===== PROVIDED MATERIAL
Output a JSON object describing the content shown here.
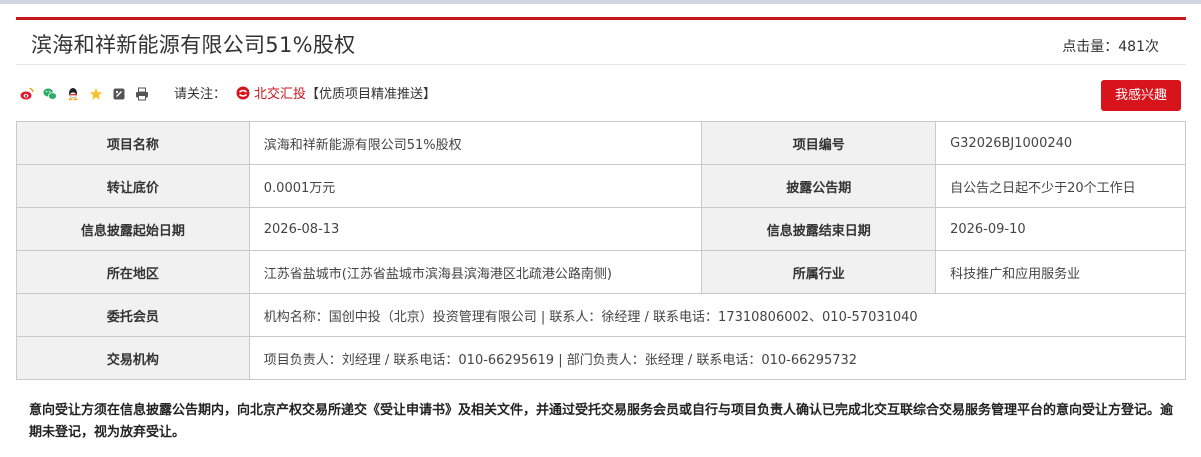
{
  "page": {
    "title": "滨海和祥新能源有限公司51%股权",
    "clicks": "点击量：481次"
  },
  "share": {
    "icons": [
      "weibo-icon",
      "wechat-icon",
      "qq-icon",
      "favorite-star-icon",
      "copy-link-icon",
      "print-icon"
    ]
  },
  "follow": {
    "label": "请关注：",
    "brand": "北交汇投",
    "tagline": "【优质项目精准推送】"
  },
  "interest_button": "我感兴趣",
  "table": {
    "r1": {
      "l1": "项目名称",
      "v1": "滨海和祥新能源有限公司51%股权",
      "l2": "项目编号",
      "v2": "G32026BJ1000240"
    },
    "r2": {
      "l1": "转让底价",
      "v1": "0.0001万元",
      "l2": "披露公告期",
      "v2": "自公告之日起不少于20个工作日"
    },
    "r3": {
      "l1": "信息披露起始日期",
      "v1": "2026-08-13",
      "l2": "信息披露结束日期",
      "v2": "2026-09-10"
    },
    "r4": {
      "l1": "所在地区",
      "v1": "江苏省盐城市(江苏省盐城市滨海县滨海港区北疏港公路南侧)",
      "l2": "所属行业",
      "v2": "科技推广和应用服务业"
    },
    "r5": {
      "l1": "委托会员",
      "v1": "机构名称：国创中投（北京）投资管理有限公司 | 联系人：徐经理 / 联系电话：17310806002、010-57031040"
    },
    "r6": {
      "l1": "交易机构",
      "v1": "项目负责人：刘经理 / 联系电话：010-66295619 | 部门负责人：张经理 / 联系电话：010-66295732"
    }
  },
  "notice": "意向受让方须在信息披露公告期内，向北京产权交易所递交《受让申请书》及相关文件，并通过受托交易服务会员或自行与项目负责人确认已完成北交互联综合交易服务管理平台的意向受让方登记。逾期未登记，视为放弃受让。",
  "colors": {
    "accent": "#d7141c",
    "label_bg": "#f1f1f1",
    "border": "#c9c9c9"
  }
}
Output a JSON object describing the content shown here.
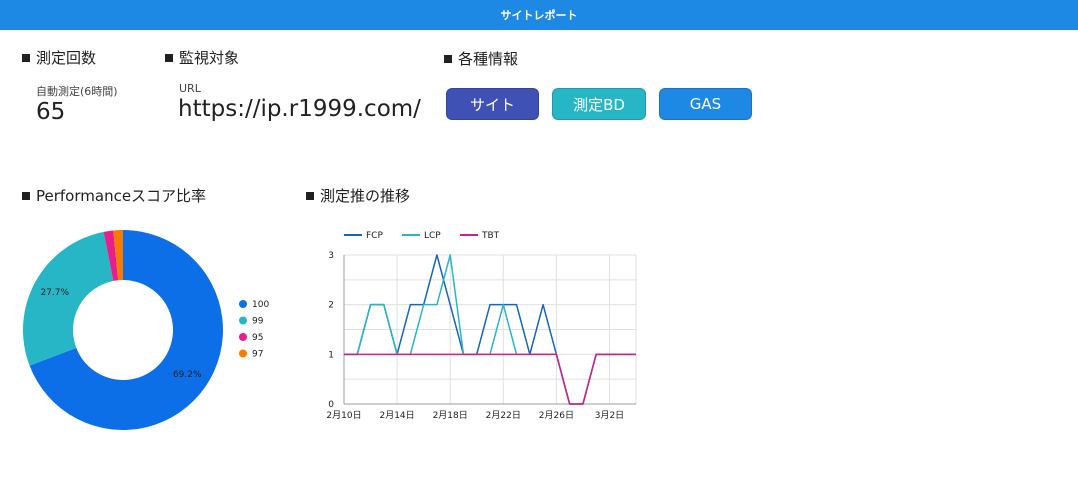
{
  "header": {
    "title": "サイトレポート"
  },
  "measure": {
    "title": "測定回数",
    "label": "自動測定(6時間)",
    "value": "65"
  },
  "target": {
    "title": "監視対象",
    "label": "URL",
    "url": "https://ip.r1999.com/"
  },
  "info": {
    "title": "各種情報",
    "buttons": [
      {
        "label": "サイト",
        "color": "#3f51b5"
      },
      {
        "label": "測定BD",
        "color": "#26b6c6"
      },
      {
        "label": "GAS",
        "color": "#1e88e5"
      }
    ]
  },
  "perf": {
    "title": "Performanceスコア比率"
  },
  "trend": {
    "title": "測定推の推移"
  },
  "chart_data": [
    {
      "type": "pie",
      "labels": [
        "100",
        "99",
        "95",
        "97"
      ],
      "values": [
        69.2,
        27.7,
        1.55,
        1.55
      ],
      "data_labels": [
        "69.2%",
        "27.7%",
        "",
        ""
      ],
      "colors": [
        "#0d6fe8",
        "#26b6c6",
        "#e91e8c",
        "#f57c00"
      ],
      "donut": true,
      "legend": "right"
    },
    {
      "type": "line",
      "x": [
        "2月10日",
        "2月11日",
        "2月12日",
        "2月13日",
        "2月14日",
        "2月15日",
        "2月16日",
        "2月17日",
        "2月18日",
        "2月19日",
        "2月20日",
        "2月21日",
        "2月22日",
        "2月23日",
        "2月24日",
        "2月25日",
        "2月26日",
        "2月27日",
        "2月28日",
        "3月1日",
        "3月2日",
        "3月3日",
        "3月4日"
      ],
      "xticks": [
        "2月10日",
        "2月14日",
        "2月18日",
        "2月22日",
        "2月26日",
        "3月2日"
      ],
      "series": [
        {
          "name": "FCP",
          "color": "#1565c0",
          "values": [
            1,
            1,
            2,
            2,
            1,
            2,
            2,
            3,
            2,
            1,
            1,
            2,
            2,
            2,
            1,
            2,
            1,
            0,
            0,
            1,
            1,
            1,
            1
          ]
        },
        {
          "name": "LCP",
          "color": "#26b6c6",
          "values": [
            1,
            1,
            2,
            2,
            1,
            1,
            2,
            2,
            3,
            1,
            1,
            1,
            2,
            1,
            1,
            1,
            1,
            0,
            0,
            1,
            1,
            1,
            1
          ]
        },
        {
          "name": "TBT",
          "color": "#d81b8c",
          "values": [
            1,
            1,
            1,
            1,
            1,
            1,
            1,
            1,
            1,
            1,
            1,
            1,
            1,
            1,
            1,
            1,
            1,
            0,
            0,
            1,
            1,
            1,
            1
          ]
        }
      ],
      "ylim": [
        0,
        3
      ],
      "yticks": [
        0,
        1,
        2,
        3
      ],
      "grid": true,
      "legend": "top-left"
    }
  ]
}
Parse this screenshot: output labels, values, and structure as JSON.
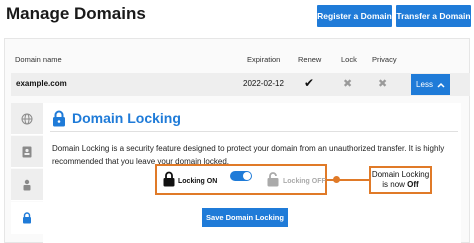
{
  "header": {
    "title": "Manage Domains",
    "register_label": "Register a Domain",
    "transfer_label": "Transfer a Domain"
  },
  "table": {
    "columns": [
      "Domain name",
      "Expiration",
      "Renew",
      "Lock",
      "Privacy"
    ],
    "rows": [
      {
        "domain": "example.com",
        "expiration": "2022-02-12",
        "renew": "✔",
        "lock": "✖",
        "privacy": "✖"
      }
    ],
    "less_label": "Less"
  },
  "sidebar": {
    "tabs": [
      "globe-icon",
      "contact-card-icon",
      "person-lock-icon",
      "lock-icon"
    ],
    "active": 3
  },
  "locking": {
    "title": "Domain Locking",
    "description": "Domain Locking is a security feature designed to protect your domain from an unauthorized transfer. It is highly recommended that you leave your domain locked.",
    "on_label": "Locking ON",
    "off_label": "Locking OFF",
    "save_label": "Save Domain Locking",
    "callout_text": "Domain Locking is now",
    "callout_state": "Off"
  },
  "colors": {
    "accent": "#1f7bd8",
    "highlight": "#e07a28"
  }
}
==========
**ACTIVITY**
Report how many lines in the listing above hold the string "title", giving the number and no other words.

**REPLY TO THE EXERCISE**
9